Follow

I chose writing to escape unemployment

By Nailantei Norari
Tuesday, October 27th, 2020
Koki Oyuke .
In summary

While waiting and praying for a well-paying job, Koki Oyuke immersed herself in writing and editing books. Her journey into penning her own book has been an amalgamation of fear, courage, love, resilience and vulnerability.

Nailantei Norari @artnorari

“I write because I cannot not write,” Koki Oyuke emotes as a response to my question of why she writes. She talks of how she has always loved writing from a young age.

How she wrote poems in primary school, but was never courageous nor confident enough in herself to publish them.

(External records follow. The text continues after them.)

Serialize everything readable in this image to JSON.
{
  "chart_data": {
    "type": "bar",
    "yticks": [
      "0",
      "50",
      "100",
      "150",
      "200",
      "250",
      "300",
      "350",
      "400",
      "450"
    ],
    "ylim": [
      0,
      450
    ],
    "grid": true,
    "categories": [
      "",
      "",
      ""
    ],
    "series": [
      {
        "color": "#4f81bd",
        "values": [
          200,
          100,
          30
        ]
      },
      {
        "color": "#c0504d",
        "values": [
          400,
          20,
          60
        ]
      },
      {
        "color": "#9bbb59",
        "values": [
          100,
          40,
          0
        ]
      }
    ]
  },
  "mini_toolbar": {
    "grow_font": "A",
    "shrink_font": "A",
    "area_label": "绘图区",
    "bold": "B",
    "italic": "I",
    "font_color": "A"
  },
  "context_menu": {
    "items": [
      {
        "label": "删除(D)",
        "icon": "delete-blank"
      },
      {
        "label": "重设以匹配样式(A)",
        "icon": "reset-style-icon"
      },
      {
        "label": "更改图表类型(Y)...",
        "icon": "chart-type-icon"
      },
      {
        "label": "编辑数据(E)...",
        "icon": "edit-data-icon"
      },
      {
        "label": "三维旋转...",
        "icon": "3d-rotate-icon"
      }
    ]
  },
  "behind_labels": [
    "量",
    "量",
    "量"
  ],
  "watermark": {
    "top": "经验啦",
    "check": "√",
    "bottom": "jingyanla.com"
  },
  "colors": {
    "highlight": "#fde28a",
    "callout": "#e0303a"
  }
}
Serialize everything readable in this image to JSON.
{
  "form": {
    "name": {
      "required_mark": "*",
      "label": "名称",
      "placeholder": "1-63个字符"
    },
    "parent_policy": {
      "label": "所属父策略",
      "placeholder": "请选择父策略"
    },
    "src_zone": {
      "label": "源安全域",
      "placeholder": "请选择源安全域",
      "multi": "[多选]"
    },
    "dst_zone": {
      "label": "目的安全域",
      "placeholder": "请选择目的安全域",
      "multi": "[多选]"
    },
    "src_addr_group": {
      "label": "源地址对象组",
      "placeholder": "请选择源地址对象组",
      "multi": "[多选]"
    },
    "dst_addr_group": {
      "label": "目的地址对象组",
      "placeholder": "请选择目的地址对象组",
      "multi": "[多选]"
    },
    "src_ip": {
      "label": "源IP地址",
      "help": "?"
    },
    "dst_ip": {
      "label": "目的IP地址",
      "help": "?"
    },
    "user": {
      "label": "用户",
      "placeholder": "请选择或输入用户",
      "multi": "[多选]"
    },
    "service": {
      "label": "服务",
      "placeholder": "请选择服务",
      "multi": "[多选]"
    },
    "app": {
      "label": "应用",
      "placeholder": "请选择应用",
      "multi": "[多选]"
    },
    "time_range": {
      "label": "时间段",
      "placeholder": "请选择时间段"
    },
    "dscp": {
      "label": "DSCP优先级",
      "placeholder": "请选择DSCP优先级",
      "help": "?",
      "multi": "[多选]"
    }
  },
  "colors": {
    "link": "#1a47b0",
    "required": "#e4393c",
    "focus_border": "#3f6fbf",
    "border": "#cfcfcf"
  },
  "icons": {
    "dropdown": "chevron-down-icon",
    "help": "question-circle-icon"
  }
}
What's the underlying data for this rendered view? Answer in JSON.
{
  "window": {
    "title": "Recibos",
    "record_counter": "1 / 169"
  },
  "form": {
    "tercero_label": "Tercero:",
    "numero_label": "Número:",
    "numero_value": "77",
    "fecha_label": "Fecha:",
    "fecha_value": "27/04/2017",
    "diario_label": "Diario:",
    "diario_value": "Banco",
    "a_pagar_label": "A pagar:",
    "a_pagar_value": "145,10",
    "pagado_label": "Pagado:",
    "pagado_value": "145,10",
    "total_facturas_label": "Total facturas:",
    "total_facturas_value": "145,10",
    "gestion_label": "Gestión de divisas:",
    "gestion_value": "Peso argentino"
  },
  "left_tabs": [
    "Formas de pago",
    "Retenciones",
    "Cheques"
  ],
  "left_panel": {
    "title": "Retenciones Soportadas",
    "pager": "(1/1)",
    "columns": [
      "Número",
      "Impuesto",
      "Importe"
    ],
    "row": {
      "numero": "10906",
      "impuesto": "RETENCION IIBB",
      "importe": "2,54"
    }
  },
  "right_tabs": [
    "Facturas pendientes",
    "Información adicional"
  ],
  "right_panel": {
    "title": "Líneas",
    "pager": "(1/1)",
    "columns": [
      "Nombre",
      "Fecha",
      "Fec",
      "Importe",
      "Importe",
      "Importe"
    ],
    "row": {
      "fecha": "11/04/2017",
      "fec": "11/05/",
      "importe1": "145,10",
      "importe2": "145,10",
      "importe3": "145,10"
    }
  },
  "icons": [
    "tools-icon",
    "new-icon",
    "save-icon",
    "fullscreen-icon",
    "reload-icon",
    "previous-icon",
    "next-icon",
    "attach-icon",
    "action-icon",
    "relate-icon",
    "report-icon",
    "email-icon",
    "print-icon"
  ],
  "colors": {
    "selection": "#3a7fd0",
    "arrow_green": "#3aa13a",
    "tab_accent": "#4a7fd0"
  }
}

How she got the idea for the just published book, Chosen not Cheated in 2012, in her final year at university, but would wait for several years to start writing it. 

Koki grew up in a loving family where her creativity was nurtured as her parents pushed her to be all she could be.

She went to a boarding primary school, Kangundo Junior Academy in Kangundo, and proceeded to Kenya High School, Nairobi in 2004.

She then went on to acquire a degree in Marketing and Advertising from Daystar University with a PR elective between 2008 and 2012. 

After a short internship at Isuzu, Koki joined the advertising industry doubling as client service and as a copywriter.

It took several years of introspection for Koki Oyuke to write her book.
Photo/PD/Photo NJERI MAINA

She later quit the industry in pursuit of her entrepreneurial dream. She had a design business where she would make art, mugs and décor pieces with witty captions meant to heal and teach.

She poured her all into her business and would later start an eponymous blog in 2015, with the aim of spreading magic and stardust across the Internet from her keyboard. 

Unique paths

Entrepreneurship and, especially breaking even is hard for any business. She learnt this soon enough.

She spent her free time applying for jobs, buckling under the societal pressure of what a career or life should look like.

It was in the waiting and praying for a high paying job like her college mates that she learnt that we are all meant for different things and that everyone has their own unique path.

She learnt that even with different life paths, occupations and vocations, that one can still impact lives. 

She then threw herself head on into writing and editing books, building on her copywriting skills and owning this space as her occupation and vocation.

Koki talks of how the need to speak to people to be themselves as part of the reason she wrote her book.

She still uses her blog for that, but more so her book to push and hopefully inspire people out of any rut they might be struck in no matter the sphere of life they might be in. 

“I hope the book inspires readers and shows them just how unique and important their different life paths and experiences are,” the writer and books editor explains.

“I had this idea of what an author looks like and what their life story should be. I did not feel like they were like me, so I put off writing this book for quite some time.

It took a lot of support from friends and family and some introspection to finally put pen to paper.

And several more years to research, finish writing, design the book and release it in August 2019,” she further elaborates.

Her advise to budding writers is for them to read a lot and on varied subjects too. She loves reading and does so extensively.

From the Bible, personal development books to fictional tomes, she loves getting lost in the pages of a book.

Austin Kleon, is one of her favourite authors with his titles such as  Show Your Work, Steal Like an Artist and Keep Going being regular placeholders in her reading schedule. 

Point to note

While it is hard to pick one best read or just one author who has influenced her, Julia Cameron with her book, The Artist’s Way is somewhere near the top of her list as the book helps any creative artist explore themselves and regain confidence in their art if going through a creative block.

The book helped her on her writing journey, both while blogging and penning her book.

Koki also seeks to deconstruct the need for perfect­—the perfect backstory to that personal project or the need for that project to be perfect.

She advises budding writers to not be incapacitated by the daunting task ahead and to just start chipping away at it immediately, by starting to write anyway.

“Just write. It does not have to be good. But the great news is you can always rewrite and tighten your manuscript.

Do not wait for the perfect time to write, or the perfect idea, or the perfect version of yourself that would make for a great author bio.

Show up where you are, how you are, confident or not and just start moving and keep moving,” she says in conclusion.

ADVERTISEMENT